Your goal
From the first line to the last, write out the data below exactly.

Supplied material START

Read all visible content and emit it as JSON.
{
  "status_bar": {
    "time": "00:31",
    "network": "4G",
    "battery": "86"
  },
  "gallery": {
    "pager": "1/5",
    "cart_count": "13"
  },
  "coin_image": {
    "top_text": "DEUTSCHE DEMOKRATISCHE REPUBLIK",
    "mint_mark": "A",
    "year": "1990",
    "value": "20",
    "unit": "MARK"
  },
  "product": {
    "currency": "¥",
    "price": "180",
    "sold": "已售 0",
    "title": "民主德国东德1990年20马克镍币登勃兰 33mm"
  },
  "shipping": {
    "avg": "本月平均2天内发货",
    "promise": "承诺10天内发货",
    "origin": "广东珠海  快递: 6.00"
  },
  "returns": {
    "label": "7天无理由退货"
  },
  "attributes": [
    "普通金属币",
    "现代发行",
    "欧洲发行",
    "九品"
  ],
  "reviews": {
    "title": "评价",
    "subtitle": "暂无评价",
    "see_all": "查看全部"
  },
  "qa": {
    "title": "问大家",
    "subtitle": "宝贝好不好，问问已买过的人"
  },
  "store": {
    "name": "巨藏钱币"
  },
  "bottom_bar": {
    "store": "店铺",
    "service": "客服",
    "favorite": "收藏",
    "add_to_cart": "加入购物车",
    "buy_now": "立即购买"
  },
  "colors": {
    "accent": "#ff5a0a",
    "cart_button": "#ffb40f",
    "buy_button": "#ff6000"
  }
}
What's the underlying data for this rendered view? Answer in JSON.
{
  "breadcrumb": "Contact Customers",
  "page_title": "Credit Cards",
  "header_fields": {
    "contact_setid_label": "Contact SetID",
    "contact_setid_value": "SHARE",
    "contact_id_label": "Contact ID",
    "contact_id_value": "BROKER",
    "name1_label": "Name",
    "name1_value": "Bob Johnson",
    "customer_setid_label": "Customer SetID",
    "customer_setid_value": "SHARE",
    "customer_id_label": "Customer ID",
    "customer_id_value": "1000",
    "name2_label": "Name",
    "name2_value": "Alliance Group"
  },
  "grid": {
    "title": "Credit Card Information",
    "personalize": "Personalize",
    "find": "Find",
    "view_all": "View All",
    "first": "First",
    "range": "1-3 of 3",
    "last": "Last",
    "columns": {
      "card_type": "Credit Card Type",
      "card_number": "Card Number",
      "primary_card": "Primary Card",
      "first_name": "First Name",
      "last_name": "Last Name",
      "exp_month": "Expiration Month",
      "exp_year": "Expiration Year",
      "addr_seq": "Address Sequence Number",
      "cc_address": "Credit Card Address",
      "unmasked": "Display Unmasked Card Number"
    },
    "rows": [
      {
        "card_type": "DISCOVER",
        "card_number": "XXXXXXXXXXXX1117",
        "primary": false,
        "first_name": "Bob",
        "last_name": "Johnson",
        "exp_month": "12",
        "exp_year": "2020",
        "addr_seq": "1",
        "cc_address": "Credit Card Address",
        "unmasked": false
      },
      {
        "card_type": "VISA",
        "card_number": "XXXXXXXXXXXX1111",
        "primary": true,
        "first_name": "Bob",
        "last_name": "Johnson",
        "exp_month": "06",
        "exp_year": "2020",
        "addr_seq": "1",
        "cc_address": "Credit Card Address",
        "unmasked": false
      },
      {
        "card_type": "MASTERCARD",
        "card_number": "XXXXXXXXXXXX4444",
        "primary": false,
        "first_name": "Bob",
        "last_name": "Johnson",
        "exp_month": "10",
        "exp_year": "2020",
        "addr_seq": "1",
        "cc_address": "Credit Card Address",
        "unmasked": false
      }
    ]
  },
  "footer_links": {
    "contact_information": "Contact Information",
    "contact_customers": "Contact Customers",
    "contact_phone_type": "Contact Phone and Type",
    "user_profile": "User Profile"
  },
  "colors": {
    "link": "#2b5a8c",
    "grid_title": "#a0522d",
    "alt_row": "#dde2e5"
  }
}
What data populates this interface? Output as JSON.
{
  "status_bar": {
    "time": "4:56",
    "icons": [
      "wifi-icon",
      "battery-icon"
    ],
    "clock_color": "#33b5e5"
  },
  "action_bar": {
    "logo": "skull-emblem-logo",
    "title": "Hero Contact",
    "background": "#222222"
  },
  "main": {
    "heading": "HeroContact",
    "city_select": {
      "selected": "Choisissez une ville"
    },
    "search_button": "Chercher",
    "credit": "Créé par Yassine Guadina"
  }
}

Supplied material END

Result of this task
Read all visible content and emit it as JSON.
{
  "status_bar": {
    "time": "00:31",
    "network": "4G",
    "battery": "86"
  },
  "gallery": {
    "pager": "1/5",
    "cart_count": "13"
  },
  "coin_image": {
    "top_text": "DEUTSCHE DEMOKRATISCHE REPUBLIK",
    "mint_mark": "A",
    "year": "1990",
    "value": "20",
    "unit": "MARK"
  },
  "product": {
    "currency": "¥",
    "price": "180",
    "sold": "已售 0",
    "title": "民主德国东德1990年20马克镍币登勃兰 33mm"
  },
  "shipping": {
    "avg": "本月平均2天内发货",
    "promise": "承诺10天内发货",
    "origin": "广东珠海  快递: 6.00"
  },
  "returns": {
    "label": "7天无理由退货"
  },
  "attributes": [
    "普通金属币",
    "现代发行",
    "欧洲发行",
    "九品"
  ],
  "reviews": {
    "title": "评价",
    "subtitle": "暂无评价",
    "see_all": "查看全部"
  },
  "qa": {
    "title": "问大家",
    "subtitle": "宝贝好不好，问问已买过的人"
  },
  "store": {
    "name": "巨藏钱币"
  },
  "bottom_bar": {
    "store": "店铺",
    "service": "客服",
    "favorite": "收藏",
    "add_to_cart": "加入购物车",
    "buy_now": "立即购买"
  },
  "colors": {
    "accent": "#ff5a0a",
    "cart_button": "#ffb40f",
    "buy_button": "#ff6000"
  }
}
What's the underlying data for this rendered view? Answer in JSON.
{
  "breadcrumb": "Contact Customers",
  "page_title": "Credit Cards",
  "header_fields": {
    "contact_setid_label": "Contact SetID",
    "contact_setid_value": "SHARE",
    "contact_id_label": "Contact ID",
    "contact_id_value": "BROKER",
    "name1_label": "Name",
    "name1_value": "Bob Johnson",
    "customer_setid_label": "Customer SetID",
    "customer_setid_value": "SHARE",
    "customer_id_label": "Customer ID",
    "customer_id_value": "1000",
    "name2_label": "Name",
    "name2_value": "Alliance Group"
  },
  "grid": {
    "title": "Credit Card Information",
    "personalize": "Personalize",
    "find": "Find",
    "view_all": "View All",
    "first": "First",
    "range": "1-3 of 3",
    "last": "Last",
    "columns": {
      "card_type": "Credit Card Type",
      "card_number": "Card Number",
      "primary_card": "Primary Card",
      "first_name": "First Name",
      "last_name": "Last Name",
      "exp_month": "Expiration Month",
      "exp_year": "Expiration Year",
      "addr_seq": "Address Sequence Number",
      "cc_address": "Credit Card Address",
      "unmasked": "Display Unmasked Card Number"
    },
    "rows": [
      {
        "card_type": "DISCOVER",
        "card_number": "XXXXXXXXXXXX1117",
        "primary": false,
        "first_name": "Bob",
        "last_name": "Johnson",
        "exp_month": "12",
        "exp_year": "2020",
        "addr_seq": "1",
        "cc_address": "Credit Card Address",
        "unmasked": false
      },
      {
        "card_type": "VISA",
        "card_number": "XXXXXXXXXXXX1111",
        "primary": true,
        "first_name": "Bob",
        "last_name": "Johnson",
        "exp_month": "06",
        "exp_year": "2020",
        "addr_seq": "1",
        "cc_address": "Credit Card Address",
        "unmasked": false
      },
      {
        "card_type": "MASTERCARD",
        "card_number": "XXXXXXXXXXXX4444",
        "primary": false,
        "first_name": "Bob",
        "last_name": "Johnson",
        "exp_month": "10",
        "exp_year": "2020",
        "addr_seq": "1",
        "cc_address": "Credit Card Address",
        "unmasked": false
      }
    ]
  },
  "footer_links": {
    "contact_information": "Contact Information",
    "contact_customers": "Contact Customers",
    "contact_phone_type": "Contact Phone and Type",
    "user_profile": "User Profile"
  },
  "colors": {
    "link": "#2b5a8c",
    "grid_title": "#a0522d",
    "alt_row": "#dde2e5"
  }
}
What data populates this interface? Output as JSON.
{
  "status_bar": {
    "time": "4:56",
    "icons": [
      "wifi-icon",
      "battery-icon"
    ],
    "clock_color": "#33b5e5"
  },
  "action_bar": {
    "logo": "skull-emblem-logo",
    "title": "Hero Contact",
    "background": "#222222"
  },
  "main": {
    "heading": "HeroContact",
    "city_select": {
      "selected": "Choisissez une ville"
    },
    "search_button": "Chercher",
    "credit": "Créé par Yassine Guadina"
  }
}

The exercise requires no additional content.